In full and word for word, print the data below.

▬▬▬▬▬▬

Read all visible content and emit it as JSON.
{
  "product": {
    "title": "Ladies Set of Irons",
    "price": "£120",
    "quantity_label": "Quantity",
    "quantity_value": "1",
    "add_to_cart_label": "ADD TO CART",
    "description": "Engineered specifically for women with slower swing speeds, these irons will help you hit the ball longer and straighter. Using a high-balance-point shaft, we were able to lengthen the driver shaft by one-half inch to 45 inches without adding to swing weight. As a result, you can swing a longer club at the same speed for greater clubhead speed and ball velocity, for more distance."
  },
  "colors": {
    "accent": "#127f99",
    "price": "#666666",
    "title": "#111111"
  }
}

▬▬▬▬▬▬

» **Solution to this task**
Read all visible content and emit it as JSON.
{
  "product": {
    "title": "Ladies Set of Irons",
    "price": "£120",
    "quantity_label": "Quantity",
    "quantity_value": "1",
    "add_to_cart_label": "ADD TO CART",
    "description": "Engineered specifically for women with slower swing speeds, these irons will help you hit the ball longer and straighter. Using a high-balance-point shaft, we were able to lengthen the driver shaft by one-half inch to 45 inches without adding to swing weight. As a result, you can swing a longer club at the same speed for greater clubhead speed and ball velocity, for more distance."
  },
  "colors": {
    "accent": "#127f99",
    "price": "#666666",
    "title": "#111111"
  }
}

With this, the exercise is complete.